The current industrial agriculture system is accountable for high energy costs for the transportation of foodstuffs . According to a study by Rich Pirog, the associate director of the Leopold Center for Sustainable Agriculture at Iowa State University, the average conventional produce item travels 1,500 miles (2,400 km),  using, if shipped by tractor-trailer , 1 US gallon ( l; imp gal) of fossil fuel per 100 pounds (45 kg).  The energy used to transport food is decreased when urban agriculture can provide cities with locally grown food. Pirog found that traditional, non-local, food distribution system used 4 to 17 times more fuel and emitted 5 to 17 times more CO 2 than the local and regional transport . 
With agricultural policy success in wheat, India's Green Revolution technology spread to rice. However, since irrigation infrastructure was very poor, Indian farmers innovated with tube-wells, to harvest ground water . When gains from the new technology reached their limits in the states of initial adoption, the technology spread in the 1970s and 1980s to the states of eastern India — Bihar , Odisha and West Bengal . The lasting benefits of the improved seeds and new technology extended principally to the irrigated areas which account for about one-third of the harvested crop area. In the 1980s, Indian agriculture policy shifted to "evolution of a production pattern in line with the demand pattern" leading to a shift in emphasis to other agricultural commodities like oilseed, fruit and vegetables. Farmers began adopting improved methods and technologies in dairying, fisheries and livestock, and meeting the diversified food needs of a growing population.
Livestock production systems can be defined based on feed source, as grassland-based, mixed, and landless.  As of 2010 [update] , 30% of Earth's ice- and water-free area was used for producing livestock, with the sector employing approximately billion people.
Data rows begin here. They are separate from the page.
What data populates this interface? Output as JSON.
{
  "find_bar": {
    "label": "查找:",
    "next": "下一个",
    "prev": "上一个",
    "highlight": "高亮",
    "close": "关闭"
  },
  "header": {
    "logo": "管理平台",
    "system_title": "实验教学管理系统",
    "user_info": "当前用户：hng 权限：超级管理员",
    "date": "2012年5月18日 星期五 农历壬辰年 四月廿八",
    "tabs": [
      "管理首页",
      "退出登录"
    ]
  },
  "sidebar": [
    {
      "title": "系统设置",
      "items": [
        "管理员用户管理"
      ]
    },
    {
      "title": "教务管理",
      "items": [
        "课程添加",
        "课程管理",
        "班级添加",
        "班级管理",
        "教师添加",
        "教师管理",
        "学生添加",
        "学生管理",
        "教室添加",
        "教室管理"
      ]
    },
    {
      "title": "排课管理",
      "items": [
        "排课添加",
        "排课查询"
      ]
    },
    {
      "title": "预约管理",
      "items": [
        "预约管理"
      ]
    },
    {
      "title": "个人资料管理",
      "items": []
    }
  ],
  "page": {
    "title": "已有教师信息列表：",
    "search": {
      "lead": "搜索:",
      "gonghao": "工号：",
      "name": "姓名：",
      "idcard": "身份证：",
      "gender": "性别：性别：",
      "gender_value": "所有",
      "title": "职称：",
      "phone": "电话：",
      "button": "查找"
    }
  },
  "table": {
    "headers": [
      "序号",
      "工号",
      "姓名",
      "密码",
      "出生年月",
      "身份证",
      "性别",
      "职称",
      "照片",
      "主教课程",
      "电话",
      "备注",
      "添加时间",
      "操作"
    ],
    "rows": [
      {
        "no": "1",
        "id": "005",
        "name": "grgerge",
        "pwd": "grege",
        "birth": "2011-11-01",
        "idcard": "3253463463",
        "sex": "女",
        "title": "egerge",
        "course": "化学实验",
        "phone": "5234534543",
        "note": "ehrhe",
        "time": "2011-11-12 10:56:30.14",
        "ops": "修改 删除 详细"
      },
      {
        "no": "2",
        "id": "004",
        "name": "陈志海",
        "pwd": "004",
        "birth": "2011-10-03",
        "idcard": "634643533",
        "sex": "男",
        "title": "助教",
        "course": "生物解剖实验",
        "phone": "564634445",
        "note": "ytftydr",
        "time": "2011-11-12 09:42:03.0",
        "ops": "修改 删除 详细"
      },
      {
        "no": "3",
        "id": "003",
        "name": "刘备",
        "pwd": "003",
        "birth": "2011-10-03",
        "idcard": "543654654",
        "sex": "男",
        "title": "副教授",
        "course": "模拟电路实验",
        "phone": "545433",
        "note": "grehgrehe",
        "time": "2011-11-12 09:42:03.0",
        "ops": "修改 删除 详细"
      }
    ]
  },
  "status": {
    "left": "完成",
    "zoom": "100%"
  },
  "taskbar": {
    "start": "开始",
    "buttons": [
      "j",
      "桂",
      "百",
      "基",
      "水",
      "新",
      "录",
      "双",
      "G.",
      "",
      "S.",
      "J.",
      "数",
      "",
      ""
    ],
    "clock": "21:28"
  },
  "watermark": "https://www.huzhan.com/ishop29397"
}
Between the 1960s and the 2000s, there was a significant increase in livestock production, both by numbers and by carcass weight, especially among beef, pigs and chickens, the latter of which had production increased by almost a factor of 10. Non-meat animals, such as milk cows and egg-producing chickens, also showed significant production increases. Global cattle, sheep and goat populations are expected to continue to increase sharply through 2050.  Aquaculture or fish farming, the production of fish for human consumption in confined operations, is one of the fastest growing sectors of food production, growing at an average of 9% a year between 1975 and 2007.